The big question is whether movement on KORUS can help to unblock U.S. trade policy in other areas. Most important would be conclusion of the Doha Round of trade negotiations at the World Trade Organization. Those negotiations were launched almost a decade ago and have been mostly stagnant since ministerial-level negotiations broke down in the summer of 2008. Many analysts and policymakers see 2011 as perhaps the last opportunity to complete the round as there are no elections in key countries scheduled for next year.
Hopefully, Doha progress and/or pressure from its G-20 partners will also push the United States to catch up with other rich countries in providing duty-free, quota-free access for the poorest countries. These are also areas where the White House should be able to work with the new Republican majority in the House. But the congressional Republicans, along with the White House, also need to show Americans that they recognize their concerns about trade and are working to address them. A first step in that direction would be to ensure that the expansion of Trade Adjustment Assistance that was included in last year’s stimulus bill does not expire at the end of the year.
Expectations were low for the eleventh World Trade Organization (WTO) ministerial meeting in Buenos Aires, and on most accounts it still managed to under-deliver. This time around, US and Indian negotiators refused to compromise in service of achieving a consensus agreement in any area. Roughly three quarters of WTO members endorsed a precedent-setting, albeit hortatory, declaration on women and trade; the United States and India did not. And there were statements from varying groups of “like-minded” countries to pursue work in areas that could eventually lead to “plurilateral” agreements. Still, it is not clear these efforts are any more likely to overcome the sharp differences that have prevented compromise among the broader membership. And if they do, they could end up marginalizing smaller, less powerful developing countries.

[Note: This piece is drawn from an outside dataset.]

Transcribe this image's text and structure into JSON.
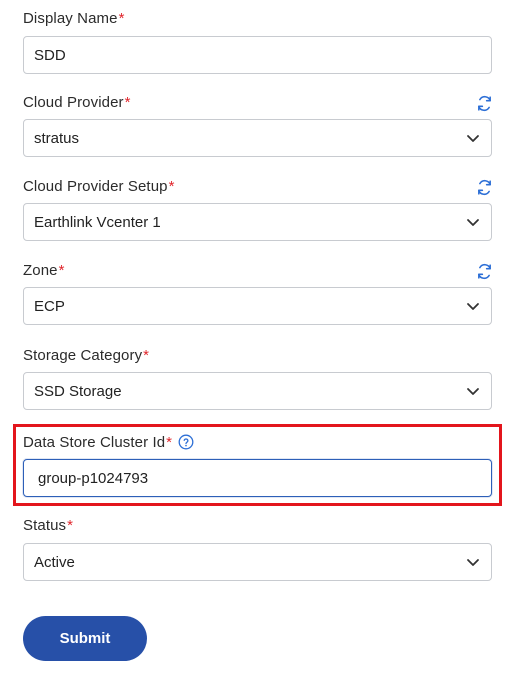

With a decade since the beginning of the major food price spike in 2007, Ministers gathering at the WTO Ministerial in Buenos Aires this week can make a positive impact on people's lives—with an agreement that will reduce the likelihood and impacts of a food price spike.
Trade ministers, while attending the World Trade Organization (WTO) meeting in Nairobi, again managed to pull a rabbit out of the hat. Faced with the prospect of complete failure, ministers worked overtime to cobble together a package of mostly small, symbolic agreements at the WTO’s Tenth Ministerial Conference. While the outcome is not being greeted with the same dismay, Nairobi looks more like the Copenhagen summit on climate change than the recent session in Paris, which managed to bridge North-South differences.
When President Obama goes to India to help celebrate Republic Day, he will have two priorities: to further open India’s market to US exporters; and to energize India’s efforts to tackle climate change.